▶ [Problem statement]
Retype each line below without a single alteration.

▶ [Given records]

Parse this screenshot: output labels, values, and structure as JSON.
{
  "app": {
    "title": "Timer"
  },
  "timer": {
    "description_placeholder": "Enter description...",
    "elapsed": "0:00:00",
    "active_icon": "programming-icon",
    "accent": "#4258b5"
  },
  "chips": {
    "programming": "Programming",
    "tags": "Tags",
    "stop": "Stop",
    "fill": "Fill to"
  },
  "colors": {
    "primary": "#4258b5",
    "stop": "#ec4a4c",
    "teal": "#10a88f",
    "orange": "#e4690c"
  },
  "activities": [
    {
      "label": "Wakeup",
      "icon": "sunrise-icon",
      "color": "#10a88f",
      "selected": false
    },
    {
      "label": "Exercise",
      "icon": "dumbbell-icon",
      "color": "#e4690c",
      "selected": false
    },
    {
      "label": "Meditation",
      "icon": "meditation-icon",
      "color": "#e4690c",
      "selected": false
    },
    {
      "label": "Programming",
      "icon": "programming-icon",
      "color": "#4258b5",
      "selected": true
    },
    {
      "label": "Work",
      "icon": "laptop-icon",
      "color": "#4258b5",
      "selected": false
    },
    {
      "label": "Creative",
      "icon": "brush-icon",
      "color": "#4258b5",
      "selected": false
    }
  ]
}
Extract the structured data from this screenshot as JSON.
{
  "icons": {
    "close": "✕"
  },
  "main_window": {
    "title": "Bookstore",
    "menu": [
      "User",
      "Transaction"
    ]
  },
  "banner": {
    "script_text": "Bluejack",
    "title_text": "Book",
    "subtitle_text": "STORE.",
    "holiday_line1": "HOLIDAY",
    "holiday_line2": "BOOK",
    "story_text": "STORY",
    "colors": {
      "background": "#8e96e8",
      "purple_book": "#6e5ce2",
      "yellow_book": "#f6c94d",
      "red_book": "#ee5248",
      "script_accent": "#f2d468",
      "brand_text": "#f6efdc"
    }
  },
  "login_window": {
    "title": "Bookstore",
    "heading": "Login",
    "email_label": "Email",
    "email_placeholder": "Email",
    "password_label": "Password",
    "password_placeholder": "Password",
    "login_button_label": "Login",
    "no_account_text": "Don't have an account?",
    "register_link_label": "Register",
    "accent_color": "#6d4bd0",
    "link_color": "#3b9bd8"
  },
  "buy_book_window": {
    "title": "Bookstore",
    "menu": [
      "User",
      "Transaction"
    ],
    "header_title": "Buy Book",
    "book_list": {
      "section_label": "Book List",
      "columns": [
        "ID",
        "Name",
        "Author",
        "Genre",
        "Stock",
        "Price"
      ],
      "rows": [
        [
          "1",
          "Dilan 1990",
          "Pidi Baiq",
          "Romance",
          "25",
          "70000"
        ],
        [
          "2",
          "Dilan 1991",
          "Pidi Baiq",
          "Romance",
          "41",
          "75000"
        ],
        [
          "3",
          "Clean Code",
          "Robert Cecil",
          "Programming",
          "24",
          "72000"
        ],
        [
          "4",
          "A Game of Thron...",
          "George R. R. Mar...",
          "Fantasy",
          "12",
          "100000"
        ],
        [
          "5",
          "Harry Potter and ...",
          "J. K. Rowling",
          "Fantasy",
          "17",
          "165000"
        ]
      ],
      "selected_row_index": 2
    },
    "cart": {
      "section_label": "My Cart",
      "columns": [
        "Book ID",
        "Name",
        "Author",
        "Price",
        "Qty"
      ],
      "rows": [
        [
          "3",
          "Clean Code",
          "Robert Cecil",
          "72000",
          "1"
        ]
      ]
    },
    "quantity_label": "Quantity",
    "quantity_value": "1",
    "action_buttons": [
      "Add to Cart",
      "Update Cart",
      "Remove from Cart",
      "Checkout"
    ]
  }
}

▶ [Response]
Parse this screenshot: output labels, values, and structure as JSON.
{
  "app": {
    "title": "Timer"
  },
  "timer": {
    "description_placeholder": "Enter description...",
    "elapsed": "0:00:00",
    "active_icon": "programming-icon",
    "accent": "#4258b5"
  },
  "chips": {
    "programming": "Programming",
    "tags": "Tags",
    "stop": "Stop",
    "fill": "Fill to"
  },
  "colors": {
    "primary": "#4258b5",
    "stop": "#ec4a4c",
    "teal": "#10a88f",
    "orange": "#e4690c"
  },
  "activities": [
    {
      "label": "Wakeup",
      "icon": "sunrise-icon",
      "color": "#10a88f",
      "selected": false
    },
    {
      "label": "Exercise",
      "icon": "dumbbell-icon",
      "color": "#e4690c",
      "selected": false
    },
    {
      "label": "Meditation",
      "icon": "meditation-icon",
      "color": "#e4690c",
      "selected": false
    },
    {
      "label": "Programming",
      "icon": "programming-icon",
      "color": "#4258b5",
      "selected": true
    },
    {
      "label": "Work",
      "icon": "laptop-icon",
      "color": "#4258b5",
      "selected": false
    },
    {
      "label": "Creative",
      "icon": "brush-icon",
      "color": "#4258b5",
      "selected": false
    }
  ]
}
Extract the structured data from this screenshot as JSON.
{
  "icons": {
    "close": "✕"
  },
  "main_window": {
    "title": "Bookstore",
    "menu": [
      "User",
      "Transaction"
    ]
  },
  "banner": {
    "script_text": "Bluejack",
    "title_text": "Book",
    "subtitle_text": "STORE.",
    "holiday_line1": "HOLIDAY",
    "holiday_line2": "BOOK",
    "story_text": "STORY",
    "colors": {
      "background": "#8e96e8",
      "purple_book": "#6e5ce2",
      "yellow_book": "#f6c94d",
      "red_book": "#ee5248",
      "script_accent": "#f2d468",
      "brand_text": "#f6efdc"
    }
  },
  "login_window": {
    "title": "Bookstore",
    "heading": "Login",
    "email_label": "Email",
    "email_placeholder": "Email",
    "password_label": "Password",
    "password_placeholder": "Password",
    "login_button_label": "Login",
    "no_account_text": "Don't have an account?",
    "register_link_label": "Register",
    "accent_color": "#6d4bd0",
    "link_color": "#3b9bd8"
  },
  "buy_book_window": {
    "title": "Bookstore",
    "menu": [
      "User",
      "Transaction"
    ],
    "header_title": "Buy Book",
    "book_list": {
      "section_label": "Book List",
      "columns": [
        "ID",
        "Name",
        "Author",
        "Genre",
        "Stock",
        "Price"
      ],
      "rows": [
        [
          "1",
          "Dilan 1990",
          "Pidi Baiq",
          "Romance",
          "25",
          "70000"
        ],
        [
          "2",
          "Dilan 1991",
          "Pidi Baiq",
          "Romance",
          "41",
          "75000"
        ],
        [
          "3",
          "Clean Code",
          "Robert Cecil",
          "Programming",
          "24",
          "72000"
        ],
        [
          "4",
          "A Game of Thron...",
          "George R. R. Mar...",
          "Fantasy",
          "12",
          "100000"
        ],
        [
          "5",
          "Harry Potter and ...",
          "J. K. Rowling",
          "Fantasy",
          "17",
          "165000"
        ]
      ],
      "selected_row_index": 2
    },
    "cart": {
      "section_label": "My Cart",
      "columns": [
        "Book ID",
        "Name",
        "Author",
        "Price",
        "Qty"
      ],
      "rows": [
        [
          "3",
          "Clean Code",
          "Robert Cecil",
          "72000",
          "1"
        ]
      ]
    },
    "quantity_label": "Quantity",
    "quantity_value": "1",
    "action_buttons": [
      "Add to Cart",
      "Update Cart",
      "Remove from Cart",
      "Checkout"
    ]
  }
}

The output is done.